=== Begin Enclosure ===
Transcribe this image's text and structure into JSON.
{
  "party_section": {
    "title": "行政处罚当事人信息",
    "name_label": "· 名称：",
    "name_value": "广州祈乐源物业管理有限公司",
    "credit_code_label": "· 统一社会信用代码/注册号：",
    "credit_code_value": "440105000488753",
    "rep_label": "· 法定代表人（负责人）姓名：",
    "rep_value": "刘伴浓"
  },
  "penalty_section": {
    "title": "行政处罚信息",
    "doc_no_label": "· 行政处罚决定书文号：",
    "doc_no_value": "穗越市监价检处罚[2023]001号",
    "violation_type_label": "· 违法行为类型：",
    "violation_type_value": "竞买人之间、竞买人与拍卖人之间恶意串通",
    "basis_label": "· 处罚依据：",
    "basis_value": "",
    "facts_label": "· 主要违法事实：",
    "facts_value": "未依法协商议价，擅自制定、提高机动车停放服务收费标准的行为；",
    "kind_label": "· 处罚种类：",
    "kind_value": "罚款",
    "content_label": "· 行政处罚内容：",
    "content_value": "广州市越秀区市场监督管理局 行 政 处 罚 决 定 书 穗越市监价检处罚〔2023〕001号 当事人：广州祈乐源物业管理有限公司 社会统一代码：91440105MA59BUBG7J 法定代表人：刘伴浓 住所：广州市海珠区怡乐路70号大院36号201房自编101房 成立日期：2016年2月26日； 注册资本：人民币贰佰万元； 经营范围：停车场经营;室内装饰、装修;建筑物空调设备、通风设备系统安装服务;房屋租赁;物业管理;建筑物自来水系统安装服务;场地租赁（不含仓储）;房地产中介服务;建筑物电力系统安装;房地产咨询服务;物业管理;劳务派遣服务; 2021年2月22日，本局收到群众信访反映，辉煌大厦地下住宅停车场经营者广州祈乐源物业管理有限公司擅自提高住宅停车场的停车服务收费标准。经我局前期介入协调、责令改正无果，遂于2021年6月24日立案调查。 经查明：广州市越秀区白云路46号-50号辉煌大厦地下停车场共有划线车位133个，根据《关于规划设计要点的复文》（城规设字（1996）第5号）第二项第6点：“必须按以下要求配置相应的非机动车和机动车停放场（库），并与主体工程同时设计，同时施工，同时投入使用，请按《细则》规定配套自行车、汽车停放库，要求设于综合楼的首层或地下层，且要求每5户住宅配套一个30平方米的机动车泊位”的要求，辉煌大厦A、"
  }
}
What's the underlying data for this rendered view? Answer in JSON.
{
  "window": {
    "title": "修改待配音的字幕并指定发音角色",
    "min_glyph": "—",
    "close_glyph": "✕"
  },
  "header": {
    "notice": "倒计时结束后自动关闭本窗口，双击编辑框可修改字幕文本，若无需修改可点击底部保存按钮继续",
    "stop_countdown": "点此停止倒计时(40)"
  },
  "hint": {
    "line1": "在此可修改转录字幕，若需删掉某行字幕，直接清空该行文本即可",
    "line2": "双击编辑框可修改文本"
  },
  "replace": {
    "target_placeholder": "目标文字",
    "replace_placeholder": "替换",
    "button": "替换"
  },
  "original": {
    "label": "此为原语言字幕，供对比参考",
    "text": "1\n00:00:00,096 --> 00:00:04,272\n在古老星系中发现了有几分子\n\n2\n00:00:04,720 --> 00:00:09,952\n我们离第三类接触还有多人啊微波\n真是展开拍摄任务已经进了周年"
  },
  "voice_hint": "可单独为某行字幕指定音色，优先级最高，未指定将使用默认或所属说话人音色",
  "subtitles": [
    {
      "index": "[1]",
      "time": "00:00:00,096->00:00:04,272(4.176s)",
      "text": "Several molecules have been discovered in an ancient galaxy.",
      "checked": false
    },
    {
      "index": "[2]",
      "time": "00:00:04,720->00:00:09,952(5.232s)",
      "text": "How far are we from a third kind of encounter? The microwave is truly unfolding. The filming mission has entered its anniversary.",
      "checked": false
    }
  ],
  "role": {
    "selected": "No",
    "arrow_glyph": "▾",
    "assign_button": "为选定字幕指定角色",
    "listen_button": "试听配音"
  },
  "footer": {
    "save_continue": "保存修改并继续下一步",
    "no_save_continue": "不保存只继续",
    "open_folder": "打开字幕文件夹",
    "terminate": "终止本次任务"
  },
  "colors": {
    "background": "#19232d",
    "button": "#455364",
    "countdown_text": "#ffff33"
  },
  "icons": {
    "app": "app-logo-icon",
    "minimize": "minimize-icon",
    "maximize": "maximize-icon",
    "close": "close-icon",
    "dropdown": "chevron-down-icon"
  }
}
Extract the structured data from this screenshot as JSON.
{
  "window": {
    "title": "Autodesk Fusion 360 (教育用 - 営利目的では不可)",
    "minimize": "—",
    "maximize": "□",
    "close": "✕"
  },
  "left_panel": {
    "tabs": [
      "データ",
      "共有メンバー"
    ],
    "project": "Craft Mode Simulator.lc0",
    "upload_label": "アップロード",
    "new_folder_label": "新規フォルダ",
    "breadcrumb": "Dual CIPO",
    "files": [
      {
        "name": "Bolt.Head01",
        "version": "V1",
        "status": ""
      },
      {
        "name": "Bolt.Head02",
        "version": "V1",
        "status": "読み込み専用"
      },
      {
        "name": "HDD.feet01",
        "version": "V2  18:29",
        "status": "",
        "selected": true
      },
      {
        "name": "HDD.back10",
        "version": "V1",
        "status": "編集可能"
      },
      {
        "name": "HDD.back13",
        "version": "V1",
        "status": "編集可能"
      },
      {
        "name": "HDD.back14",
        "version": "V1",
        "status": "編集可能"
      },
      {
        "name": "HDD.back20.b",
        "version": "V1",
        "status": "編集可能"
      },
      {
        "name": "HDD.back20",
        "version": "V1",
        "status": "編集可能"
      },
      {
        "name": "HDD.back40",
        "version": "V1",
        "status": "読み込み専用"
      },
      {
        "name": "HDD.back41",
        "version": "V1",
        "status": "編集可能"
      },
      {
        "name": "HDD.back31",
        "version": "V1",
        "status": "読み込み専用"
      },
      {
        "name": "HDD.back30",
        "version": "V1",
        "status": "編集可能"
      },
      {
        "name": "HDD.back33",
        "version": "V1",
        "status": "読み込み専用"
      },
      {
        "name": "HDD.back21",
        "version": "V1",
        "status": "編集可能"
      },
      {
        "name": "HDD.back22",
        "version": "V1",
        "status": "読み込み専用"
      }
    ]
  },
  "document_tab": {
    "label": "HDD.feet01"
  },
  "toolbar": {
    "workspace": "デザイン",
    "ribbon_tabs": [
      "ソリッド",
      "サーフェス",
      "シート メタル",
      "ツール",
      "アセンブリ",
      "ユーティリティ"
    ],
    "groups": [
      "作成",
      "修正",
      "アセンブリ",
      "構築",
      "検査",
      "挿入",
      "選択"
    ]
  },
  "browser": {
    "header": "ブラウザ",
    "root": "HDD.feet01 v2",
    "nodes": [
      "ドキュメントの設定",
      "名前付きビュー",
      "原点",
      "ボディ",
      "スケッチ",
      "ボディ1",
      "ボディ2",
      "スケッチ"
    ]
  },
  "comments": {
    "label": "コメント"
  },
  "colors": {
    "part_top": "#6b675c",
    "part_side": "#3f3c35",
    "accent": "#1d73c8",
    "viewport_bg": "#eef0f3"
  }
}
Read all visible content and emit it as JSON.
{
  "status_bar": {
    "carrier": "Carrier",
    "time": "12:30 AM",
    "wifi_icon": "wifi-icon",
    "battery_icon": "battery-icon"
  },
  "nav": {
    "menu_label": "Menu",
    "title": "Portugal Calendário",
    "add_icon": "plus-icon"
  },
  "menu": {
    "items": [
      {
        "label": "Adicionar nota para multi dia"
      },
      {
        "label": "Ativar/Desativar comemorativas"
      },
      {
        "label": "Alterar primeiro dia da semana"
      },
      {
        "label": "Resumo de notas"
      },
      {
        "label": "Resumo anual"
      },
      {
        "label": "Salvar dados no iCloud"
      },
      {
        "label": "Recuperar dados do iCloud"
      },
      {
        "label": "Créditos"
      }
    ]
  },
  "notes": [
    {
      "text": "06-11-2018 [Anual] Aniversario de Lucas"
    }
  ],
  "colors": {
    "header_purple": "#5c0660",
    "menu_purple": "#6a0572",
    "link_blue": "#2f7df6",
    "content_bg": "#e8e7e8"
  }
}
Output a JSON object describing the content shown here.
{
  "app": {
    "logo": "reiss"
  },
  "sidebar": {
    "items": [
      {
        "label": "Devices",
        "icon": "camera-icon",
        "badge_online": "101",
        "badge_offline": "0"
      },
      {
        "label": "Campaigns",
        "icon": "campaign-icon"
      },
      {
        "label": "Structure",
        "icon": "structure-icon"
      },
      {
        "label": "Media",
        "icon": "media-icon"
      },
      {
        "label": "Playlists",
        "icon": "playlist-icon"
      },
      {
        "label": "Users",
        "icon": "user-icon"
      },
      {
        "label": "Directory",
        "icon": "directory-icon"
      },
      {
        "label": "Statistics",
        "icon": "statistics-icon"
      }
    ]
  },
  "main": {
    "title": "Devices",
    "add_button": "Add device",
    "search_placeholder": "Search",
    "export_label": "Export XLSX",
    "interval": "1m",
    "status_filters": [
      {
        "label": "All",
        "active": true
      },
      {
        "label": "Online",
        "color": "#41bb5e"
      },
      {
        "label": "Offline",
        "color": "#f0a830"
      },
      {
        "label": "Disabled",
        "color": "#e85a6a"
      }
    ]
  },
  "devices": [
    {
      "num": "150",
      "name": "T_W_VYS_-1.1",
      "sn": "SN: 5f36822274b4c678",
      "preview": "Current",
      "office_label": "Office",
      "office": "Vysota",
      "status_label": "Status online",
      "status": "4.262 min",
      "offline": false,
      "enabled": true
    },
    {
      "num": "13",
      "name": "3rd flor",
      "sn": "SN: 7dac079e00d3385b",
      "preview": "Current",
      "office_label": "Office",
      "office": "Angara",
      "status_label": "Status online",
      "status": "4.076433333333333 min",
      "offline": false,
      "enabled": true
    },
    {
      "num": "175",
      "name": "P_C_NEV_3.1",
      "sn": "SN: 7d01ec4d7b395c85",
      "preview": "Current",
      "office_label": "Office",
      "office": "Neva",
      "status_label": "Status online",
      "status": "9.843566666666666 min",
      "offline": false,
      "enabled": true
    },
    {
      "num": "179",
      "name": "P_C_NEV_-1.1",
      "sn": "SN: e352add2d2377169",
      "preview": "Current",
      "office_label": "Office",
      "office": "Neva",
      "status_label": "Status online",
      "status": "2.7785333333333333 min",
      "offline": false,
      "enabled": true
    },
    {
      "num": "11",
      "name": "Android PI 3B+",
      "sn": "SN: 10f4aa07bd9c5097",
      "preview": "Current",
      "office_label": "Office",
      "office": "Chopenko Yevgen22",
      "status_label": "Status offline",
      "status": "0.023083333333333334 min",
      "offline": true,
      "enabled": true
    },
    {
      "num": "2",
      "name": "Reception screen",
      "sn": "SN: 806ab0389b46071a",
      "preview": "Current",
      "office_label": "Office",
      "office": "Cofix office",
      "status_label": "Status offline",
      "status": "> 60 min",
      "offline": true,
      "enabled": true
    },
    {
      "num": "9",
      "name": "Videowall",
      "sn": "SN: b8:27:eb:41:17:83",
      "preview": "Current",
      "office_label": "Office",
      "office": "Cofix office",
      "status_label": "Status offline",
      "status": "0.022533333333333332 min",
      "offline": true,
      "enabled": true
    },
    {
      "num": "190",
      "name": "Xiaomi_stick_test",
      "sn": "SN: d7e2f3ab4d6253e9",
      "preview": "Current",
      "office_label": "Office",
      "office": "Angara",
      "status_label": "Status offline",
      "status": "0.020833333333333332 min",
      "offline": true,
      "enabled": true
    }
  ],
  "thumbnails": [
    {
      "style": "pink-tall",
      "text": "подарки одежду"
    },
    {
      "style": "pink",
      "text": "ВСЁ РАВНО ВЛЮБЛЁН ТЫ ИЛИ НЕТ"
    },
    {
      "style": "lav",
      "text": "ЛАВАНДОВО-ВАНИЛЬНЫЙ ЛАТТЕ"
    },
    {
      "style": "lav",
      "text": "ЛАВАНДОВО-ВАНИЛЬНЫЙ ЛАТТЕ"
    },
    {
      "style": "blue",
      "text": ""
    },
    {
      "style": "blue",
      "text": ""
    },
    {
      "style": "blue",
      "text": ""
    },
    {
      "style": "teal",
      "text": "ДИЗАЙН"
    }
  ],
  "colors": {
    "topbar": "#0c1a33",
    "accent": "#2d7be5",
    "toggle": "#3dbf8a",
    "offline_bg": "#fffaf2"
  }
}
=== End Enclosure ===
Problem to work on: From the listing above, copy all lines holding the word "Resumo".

Reply:
        "label": "Resumo de notas"
        "label": "Resumo anual"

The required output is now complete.